Below are records; state how many of their lines hold the word "value", and give only the figure.

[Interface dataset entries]
------

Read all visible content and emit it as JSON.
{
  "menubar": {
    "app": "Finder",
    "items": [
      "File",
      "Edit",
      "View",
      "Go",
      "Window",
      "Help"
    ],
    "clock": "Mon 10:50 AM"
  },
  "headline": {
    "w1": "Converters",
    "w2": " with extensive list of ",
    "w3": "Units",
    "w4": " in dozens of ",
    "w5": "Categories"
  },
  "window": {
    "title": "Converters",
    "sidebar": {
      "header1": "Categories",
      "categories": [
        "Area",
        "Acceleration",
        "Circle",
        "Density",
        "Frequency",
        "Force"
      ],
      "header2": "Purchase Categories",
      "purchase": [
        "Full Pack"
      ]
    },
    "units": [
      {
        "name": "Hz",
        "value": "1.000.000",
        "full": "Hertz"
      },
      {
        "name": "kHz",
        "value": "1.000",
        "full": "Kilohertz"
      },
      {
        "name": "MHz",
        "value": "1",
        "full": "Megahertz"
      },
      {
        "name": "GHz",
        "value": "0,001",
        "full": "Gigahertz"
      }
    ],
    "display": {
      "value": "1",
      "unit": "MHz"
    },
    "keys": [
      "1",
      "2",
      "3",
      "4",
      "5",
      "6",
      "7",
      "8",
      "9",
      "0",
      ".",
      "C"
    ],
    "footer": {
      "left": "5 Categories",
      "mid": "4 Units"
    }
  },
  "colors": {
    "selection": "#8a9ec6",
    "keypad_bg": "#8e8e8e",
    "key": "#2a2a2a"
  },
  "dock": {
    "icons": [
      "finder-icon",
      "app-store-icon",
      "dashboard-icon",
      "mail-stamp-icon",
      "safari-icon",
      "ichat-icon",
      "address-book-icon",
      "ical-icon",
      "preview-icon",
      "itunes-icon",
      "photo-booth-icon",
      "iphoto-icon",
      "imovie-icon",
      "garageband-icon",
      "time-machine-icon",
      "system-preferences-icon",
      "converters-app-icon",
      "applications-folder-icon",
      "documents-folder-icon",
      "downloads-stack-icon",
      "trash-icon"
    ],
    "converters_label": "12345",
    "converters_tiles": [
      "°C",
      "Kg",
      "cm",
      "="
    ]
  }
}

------

Your response:
5